Archive for the ‘Wealth Management’ Category

Are baby boomers getting more attention than they deserve?

Wednesday, July 15th, 2009

Before I answer the question, here are some facts on the biggest population bubble in our nation’s history:

Fact #1:  Estimated number of baby boomers born between the years 1946 to 1964, is 78.2 million

Fact#2:  Almost 8,000 people are turning age 60 each day, according to projections

Fact#3:  Fifty-nine million boomers will be living in 2030, according to projections. During that decade year, boomers would be between ages 66 and 84—54.9 per cent would be female.

If you put the facts together—it means a big bunch of people will be receiving discounts on a Denny’s Grand Slam breakfast and will be around to eat it for a long time in the foreseeable future.

The long awaited milestone of this important demographic group is now with us, not going to go away, and in spite of the hype all around about the boomers, they will have significant implications on our economy and investment markets for the next 20 years and beyond.

So the answer to the headline, in my opinion, the more boomer attention received the better.  Bring on the hype if it helps rivet the attention of the investment community especially the independent financial advisor. This BB phenomenon is going to have important consequences for your asset management business.   In case you need a kick in the pants, remember this–another fact: 43 million of American’s 100 million households will enter retirement over the next 20 years.

As you know, clients who are retired with portfolios supporting them have different financial advice needs than younger clients who are working and saving for their future.

Your managing of portfolios after cash withdrawals begin makes these portfolios far more vulnerable to short-term economic and market swings than a client whose portfolio has 20 years to build assets. Exactly the situation we are going through now.

Let’s face it. Our industry has been overly focused on asset accumulation and portfolio performance. It’s unprepared to handle the huge distribution of assets coming sooner than realized.

This new decompression of switching from accumulating assets to helping clients stabilize those assets into income to last the rest of their lives will be catching some advisors flat- footed unless they prepare now.

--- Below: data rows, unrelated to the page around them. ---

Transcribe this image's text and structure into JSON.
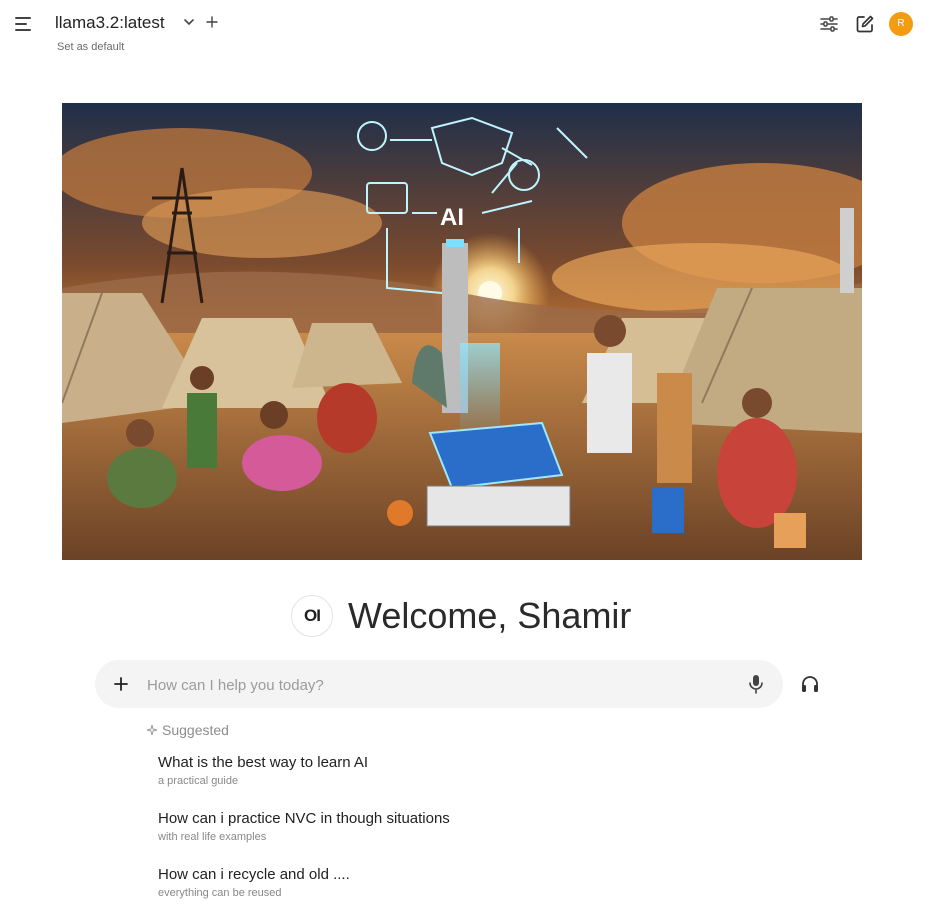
{
  "header": {
    "model_name": "llama3.2:latest",
    "set_default_label": "Set as default",
    "avatar_initial": "R"
  },
  "welcome": {
    "logo_text": "OI",
    "message": "Welcome, Shamir"
  },
  "chat_input": {
    "placeholder": "How can I help you today?",
    "value": ""
  },
  "suggested": {
    "label": "Suggested",
    "items": [
      {
        "title": "What is the best way to learn AI",
        "subtitle": "a practical guide"
      },
      {
        "title": "How can i practice NVC in though situations",
        "subtitle": "with real life examples"
      },
      {
        "title": "How can i recycle and old ....",
        "subtitle": "everything can be reused"
      }
    ]
  },
  "hero_image": {
    "caption": "AI"
  },
  "icons": {
    "menu": "hamburger-icon",
    "chevron": "chevron-down-icon",
    "plus": "plus-icon",
    "controls": "sliders-icon",
    "new_chat": "edit-icon",
    "mic": "microphone-icon",
    "headphones": "headphones-icon",
    "sparkle": "sparkle-icon"
  },
  "colors": {
    "accent_avatar": "#f39c12",
    "input_bg": "#f4f4f4"
  }
}
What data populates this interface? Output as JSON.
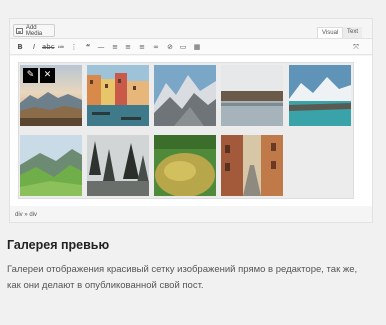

There’s a whole group of issues on the stage: longevity, inflation, taxes, monthly income plans, philanthropic efforts and second job entry, healthcare and long-term care costs, estate planning, inheritance, life long learning, Social Security benefits, care giving for parents and children, liquidity, investment guarantees, retirement security and the seesaw of market performance.

Let’s just take just one issue, “retirement security.”  Compared to 2007, baby boomers confidence in their long-term retirement resources has fallen in the dunk tank.

In 2007, Watson Wyatt Worldwide, a global consulting firm focused on human capital and financial management, surveyed boomers about their retirement plans, 63 percent felt very confident about having enough resources to live comfortably five years into retirement.

The latest survey by the consulting company shows that confidence has dropped to 44 percent. Further the survey shows that 32 percent of boomers have no confidence at all about their retirement security over a 25 year period—most of whom according to life expectancy tables will live that long.

A more recent survey conducted by the Employee Benefit Research Institute (EBRI) has posted a new low in confidence about having a financially secure retirement.  Only 20% now say they are very confident about having enough to live on comfortably in their retirement years, down from 41% in 2007 (lowest since survey has been conducted since l993).

Need I mention further the “lost confidence,” market instability and Wall Street scandals (i.e. Madoff) have influenced the role of the affluent client’s primary financial advisor and how recent events have affected the confidence, trust, and reliability of his or her advice.

Due to these recent events, investors are disenchanted with advisors because I suspect part of this issue is that many advisors have been more interested in gathering assets than managing them.

As we are talking about the baby boomer generation here, the challenge for wealth advisors is simply this: You will have to work with your boomer clients to have an asset allocation strategy that fine tunes withdrawals to maintain sufficient income throughout their lives.

This calls for Human Relations 101.  You have to reassure your boomer clients even more so than those who still are working and have a longer investment horizon.  Getting specific:  why not offer a complimentary service to clients/prospects entitled “Are You Making Enough for Life”?  Since the drop of 2008 and the mini recovery of 2009—will your client/prospect run out of money based on pre-2008 withdrawals done by you or another advisor?

Since there’s a good chance your boomer clients will make it to the IRS life expectancy tables, withdrawals may be too high compared to post 2008 retirement balances.  You can be a hero if you catch this now before it’s too late to reassess your clients and prospects.  Extend this service to your newsletter and seminars.

Focus on income solutions for your boomer clients rather than specific investment products. With this approach, you as an independent advisor can develop realistic income strategies that can move boomer clients successfully through their retirement years. This approach will attract more rollover boomers to your practice.

More information on these similar topics can be found on our web site: www.dfw-assoc.com.